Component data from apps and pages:
=-=-=-=-=

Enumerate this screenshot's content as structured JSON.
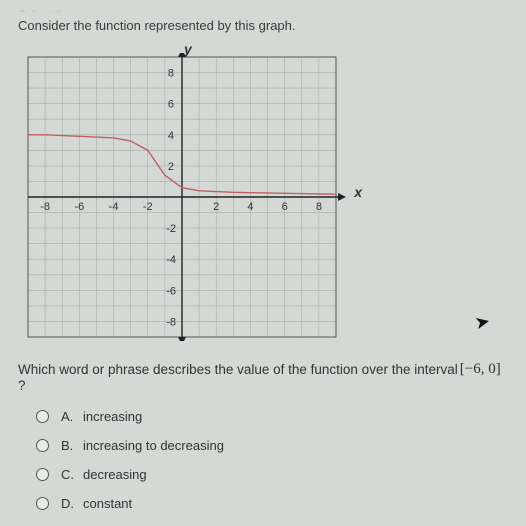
{
  "header_truncated": "Select the correct answer.",
  "prompt": "Consider the function represented by this graph.",
  "axis": {
    "y": "y",
    "x": "x"
  },
  "ticks_x": [
    "-8",
    "-6",
    "-4",
    "-2",
    "2",
    "4",
    "6",
    "8"
  ],
  "ticks_y_pos": [
    "2",
    "4",
    "6",
    "8"
  ],
  "ticks_y_neg": [
    "-2",
    "-4",
    "-6",
    "-8"
  ],
  "question_prefix": "Which word or phrase describes the value of the function over the interval",
  "interval": "[−6, 0]",
  "question_suffix": "?",
  "options": [
    {
      "letter": "A.",
      "text": "increasing"
    },
    {
      "letter": "B.",
      "text": "increasing to decreasing"
    },
    {
      "letter": "C.",
      "text": "decreasing"
    },
    {
      "letter": "D.",
      "text": "constant"
    }
  ],
  "chart_data": {
    "type": "line",
    "title": "",
    "xlabel": "x",
    "ylabel": "y",
    "xlim": [
      -9,
      9
    ],
    "ylim": [
      -9,
      9
    ],
    "series": [
      {
        "name": "function",
        "x": [
          -9,
          -8,
          -7,
          -6,
          -5,
          -4,
          -3,
          -2,
          -1,
          0,
          1,
          2,
          3,
          4,
          5,
          6,
          7,
          8,
          9
        ],
        "values": [
          4.0,
          4.0,
          3.95,
          3.9,
          3.85,
          3.8,
          3.6,
          3.0,
          1.4,
          0.6,
          0.4,
          0.35,
          0.3,
          0.28,
          0.26,
          0.24,
          0.22,
          0.2,
          0.18
        ]
      }
    ]
  }
}
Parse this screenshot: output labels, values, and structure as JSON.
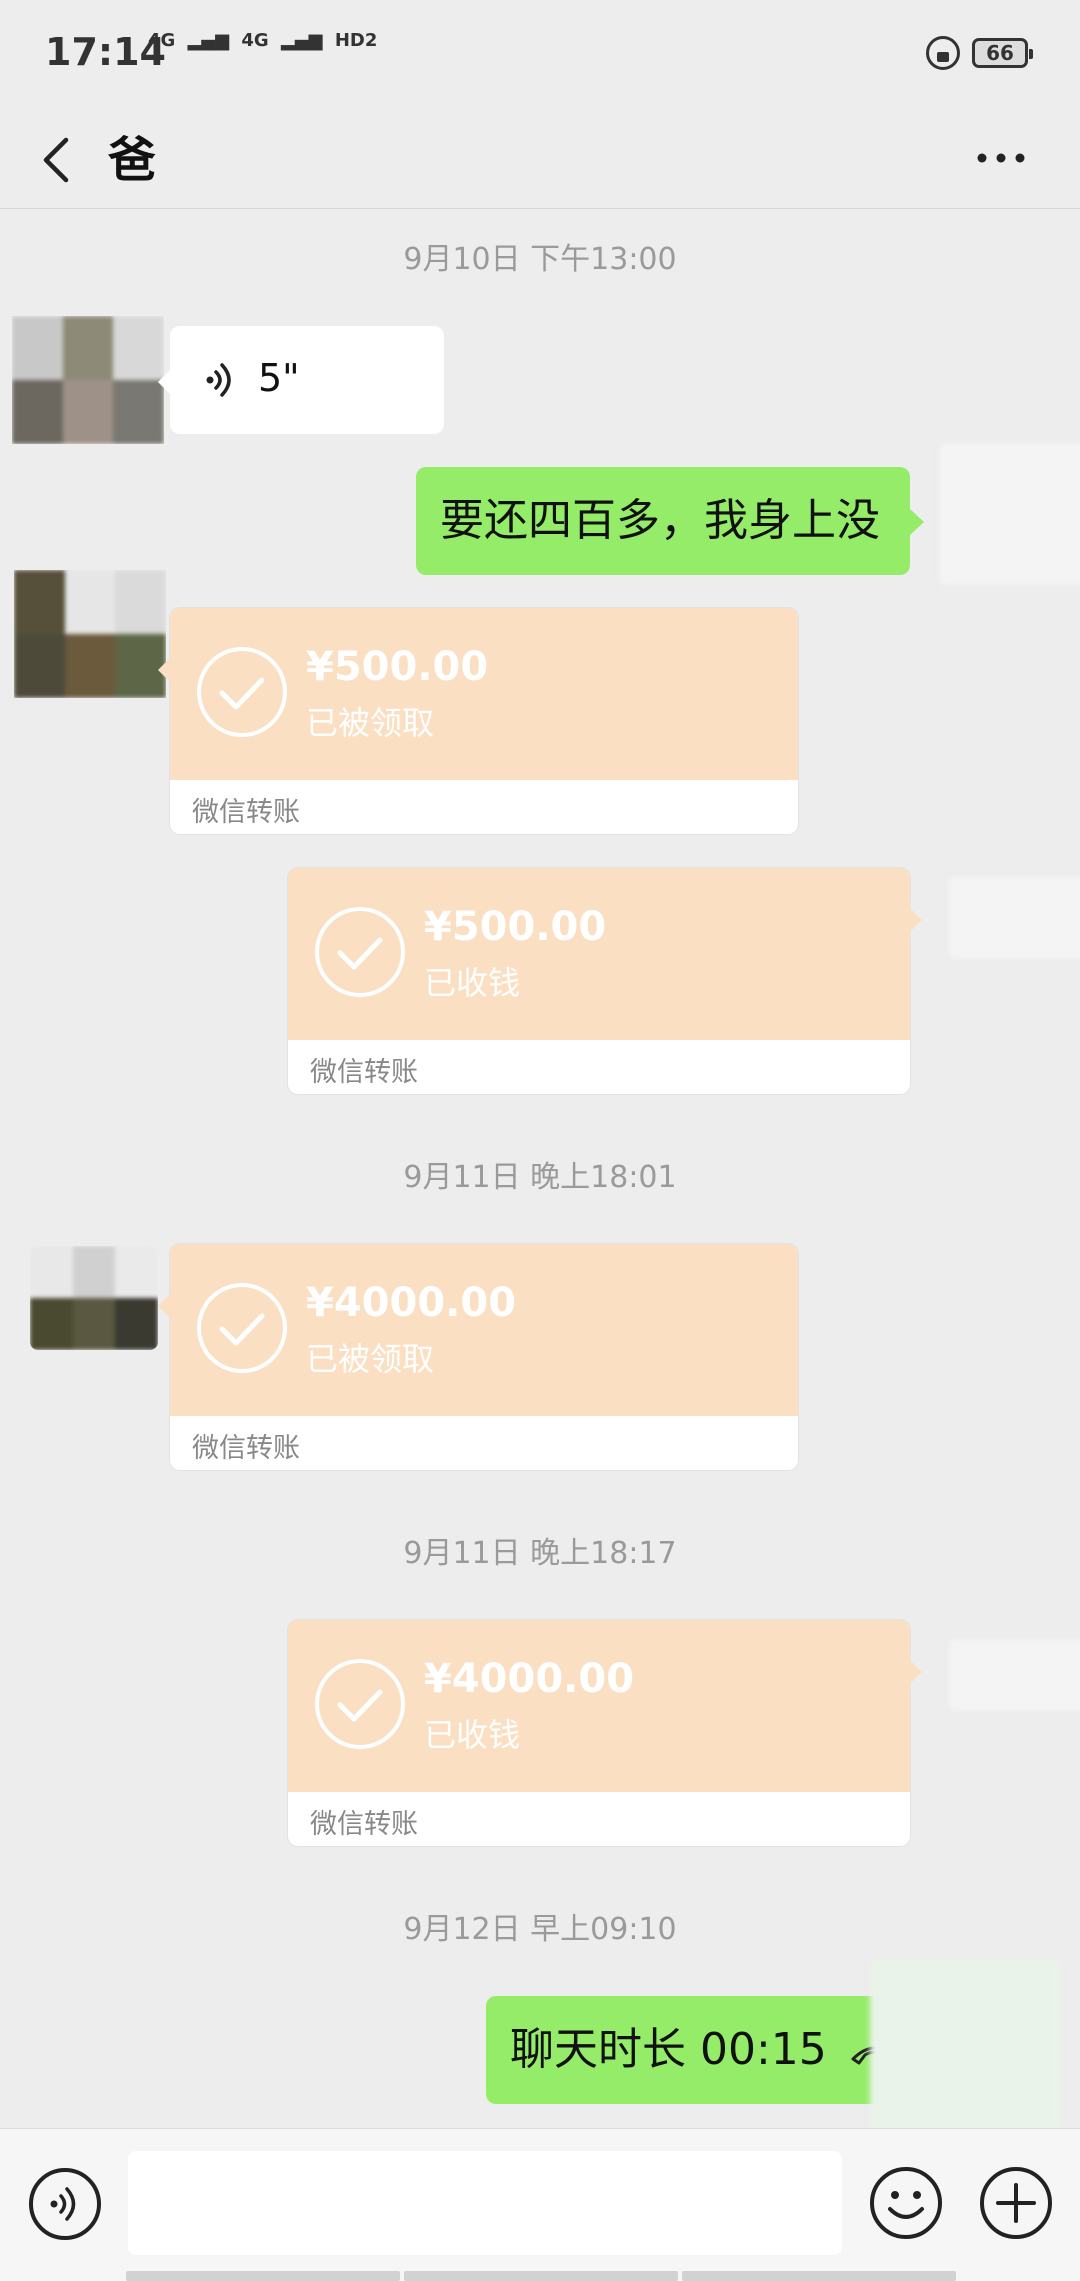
{
  "status_bar": {
    "time": "17:14",
    "signal_1": "4G",
    "signal_2": "4G",
    "hd": "HD2",
    "battery": "66"
  },
  "header": {
    "title": "爸"
  },
  "messages": [
    {
      "type": "timestamp",
      "text": "9月10日 下午13:00"
    },
    {
      "type": "voice",
      "side": "left",
      "duration": "5\""
    },
    {
      "type": "text",
      "side": "right",
      "text": "要还四百多，我身上没"
    },
    {
      "type": "transfer",
      "side": "left",
      "amount": "¥500.00",
      "status": "已被领取",
      "label": "微信转账"
    },
    {
      "type": "transfer",
      "side": "right",
      "amount": "¥500.00",
      "status": "已收钱",
      "label": "微信转账"
    },
    {
      "type": "timestamp",
      "text": "9月11日 晚上18:01"
    },
    {
      "type": "transfer",
      "side": "left",
      "amount": "¥4000.00",
      "status": "已被领取",
      "label": "微信转账"
    },
    {
      "type": "timestamp",
      "text": "9月11日 晚上18:17"
    },
    {
      "type": "transfer",
      "side": "right",
      "amount": "¥4000.00",
      "status": "已收钱",
      "label": "微信转账"
    },
    {
      "type": "timestamp",
      "text": "9月12日 早上09:10"
    },
    {
      "type": "call",
      "side": "right",
      "text": "聊天时长 00:15"
    }
  ],
  "input": {
    "value": "",
    "placeholder": ""
  },
  "colors": {
    "background": "#ededed",
    "green_bubble": "#95ec69",
    "transfer_bubble": "#fbdfc3"
  },
  "icons": [
    "back-arrow-icon",
    "more-icon",
    "voice-icon",
    "check-icon",
    "call-end-icon",
    "voice-input-icon",
    "emoji-icon",
    "plus-icon"
  ]
}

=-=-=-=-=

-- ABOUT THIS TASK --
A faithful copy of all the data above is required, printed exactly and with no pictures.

-- ANSWER TO THE EXERCISE --
Enumerate this screenshot's content as structured JSON.
{
  "header_truncated": "Select the correct answer.",
  "prompt": "Consider the function represented by this graph.",
  "axis": {
    "y": "y",
    "x": "x"
  },
  "ticks_x": [
    "-8",
    "-6",
    "-4",
    "-2",
    "2",
    "4",
    "6",
    "8"
  ],
  "ticks_y_pos": [
    "2",
    "4",
    "6",
    "8"
  ],
  "ticks_y_neg": [
    "-2",
    "-4",
    "-6",
    "-8"
  ],
  "question_prefix": "Which word or phrase describes the value of the function over the interval",
  "interval": "[−6, 0]",
  "question_suffix": "?",
  "options": [
    {
      "letter": "A.",
      "text": "increasing"
    },
    {
      "letter": "B.",
      "text": "increasing to decreasing"
    },
    {
      "letter": "C.",
      "text": "decreasing"
    },
    {
      "letter": "D.",
      "text": "constant"
    }
  ],
  "chart_data": {
    "type": "line",
    "title": "",
    "xlabel": "x",
    "ylabel": "y",
    "xlim": [
      -9,
      9
    ],
    "ylim": [
      -9,
      9
    ],
    "series": [
      {
        "name": "function",
        "x": [
          -9,
          -8,
          -7,
          -6,
          -5,
          -4,
          -3,
          -2,
          -1,
          0,
          1,
          2,
          3,
          4,
          5,
          6,
          7,
          8,
          9
        ],
        "values": [
          4.0,
          4.0,
          3.95,
          3.9,
          3.85,
          3.8,
          3.6,
          3.0,
          1.4,
          0.6,
          0.4,
          0.35,
          0.3,
          0.28,
          0.26,
          0.24,
          0.22,
          0.2,
          0.18
        ]
      }
    ]
  }
}
Parse this screenshot: output labels, values, and structure as JSON.
{
  "status_bar": {
    "time": "17:14",
    "signal_1": "4G",
    "signal_2": "4G",
    "hd": "HD2",
    "battery": "66"
  },
  "header": {
    "title": "爸"
  },
  "messages": [
    {
      "type": "timestamp",
      "text": "9月10日 下午13:00"
    },
    {
      "type": "voice",
      "side": "left",
      "duration": "5\""
    },
    {
      "type": "text",
      "side": "right",
      "text": "要还四百多，我身上没"
    },
    {
      "type": "transfer",
      "side": "left",
      "amount": "¥500.00",
      "status": "已被领取",
      "label": "微信转账"
    },
    {
      "type": "transfer",
      "side": "right",
      "amount": "¥500.00",
      "status": "已收钱",
      "label": "微信转账"
    },
    {
      "type": "timestamp",
      "text": "9月11日 晚上18:01"
    },
    {
      "type": "transfer",
      "side": "left",
      "amount": "¥4000.00",
      "status": "已被领取",
      "label": "微信转账"
    },
    {
      "type": "timestamp",
      "text": "9月11日 晚上18:17"
    },
    {
      "type": "transfer",
      "side": "right",
      "amount": "¥4000.00",
      "status": "已收钱",
      "label": "微信转账"
    },
    {
      "type": "timestamp",
      "text": "9月12日 早上09:10"
    },
    {
      "type": "call",
      "side": "right",
      "text": "聊天时长 00:15"
    }
  ],
  "input": {
    "value": "",
    "placeholder": ""
  },
  "colors": {
    "background": "#ededed",
    "green_bubble": "#95ec69",
    "transfer_bubble": "#fbdfc3"
  },
  "icons": [
    "back-arrow-icon",
    "more-icon",
    "voice-icon",
    "check-icon",
    "call-end-icon",
    "voice-input-icon",
    "emoji-icon",
    "plus-icon"
  ]
}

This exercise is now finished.